--- DATASET EXTRACT ---
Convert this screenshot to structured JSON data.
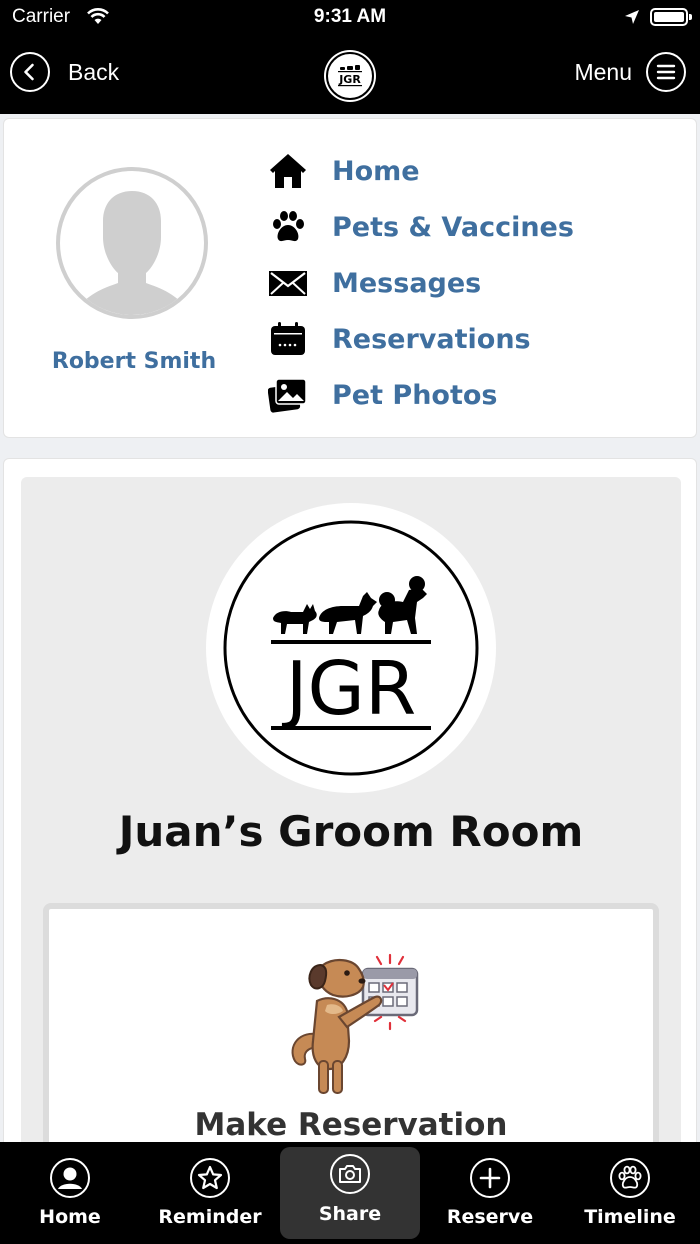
{
  "status_bar": {
    "carrier": "Carrier",
    "time": "9:31 AM"
  },
  "nav": {
    "back_label": "Back",
    "menu_label": "Menu",
    "logo_text": "JGR"
  },
  "profile": {
    "name": "Robert Smith",
    "quick_menu": [
      {
        "label": "Home",
        "icon": "home-icon"
      },
      {
        "label": "Pets & Vaccines",
        "icon": "paw-icon"
      },
      {
        "label": "Messages",
        "icon": "envelope-icon"
      },
      {
        "label": "Reservations",
        "icon": "calendar-icon"
      },
      {
        "label": "Pet Photos",
        "icon": "photos-icon"
      }
    ]
  },
  "business": {
    "logo_text": "JGR",
    "name": "Juan’s Groom Room",
    "reservation_tile_label": "Make Reservation"
  },
  "tab_bar": {
    "active": "Share",
    "tabs": [
      {
        "label": "Home",
        "icon": "user-icon"
      },
      {
        "label": "Reminder",
        "icon": "star-icon"
      },
      {
        "label": "Share",
        "icon": "camera-icon"
      },
      {
        "label": "Reserve",
        "icon": "plus-icon"
      },
      {
        "label": "Timeline",
        "icon": "paw-icon"
      }
    ]
  },
  "colors": {
    "link_blue": "#3f6f9f",
    "bar_black": "#000000",
    "active_tab_bg": "#333333"
  }
}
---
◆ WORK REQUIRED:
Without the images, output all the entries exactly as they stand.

◆ RESULT FOR THIS EXERCISE:
Convert this screenshot to structured JSON data.
{
  "status_bar": {
    "carrier": "Carrier",
    "time": "9:31 AM"
  },
  "nav": {
    "back_label": "Back",
    "menu_label": "Menu",
    "logo_text": "JGR"
  },
  "profile": {
    "name": "Robert Smith",
    "quick_menu": [
      {
        "label": "Home",
        "icon": "home-icon"
      },
      {
        "label": "Pets & Vaccines",
        "icon": "paw-icon"
      },
      {
        "label": "Messages",
        "icon": "envelope-icon"
      },
      {
        "label": "Reservations",
        "icon": "calendar-icon"
      },
      {
        "label": "Pet Photos",
        "icon": "photos-icon"
      }
    ]
  },
  "business": {
    "logo_text": "JGR",
    "name": "Juan’s Groom Room",
    "reservation_tile_label": "Make Reservation"
  },
  "tab_bar": {
    "active": "Share",
    "tabs": [
      {
        "label": "Home",
        "icon": "user-icon"
      },
      {
        "label": "Reminder",
        "icon": "star-icon"
      },
      {
        "label": "Share",
        "icon": "camera-icon"
      },
      {
        "label": "Reserve",
        "icon": "plus-icon"
      },
      {
        "label": "Timeline",
        "icon": "paw-icon"
      }
    ]
  },
  "colors": {
    "link_blue": "#3f6f9f",
    "bar_black": "#000000",
    "active_tab_bg": "#333333"
  }
}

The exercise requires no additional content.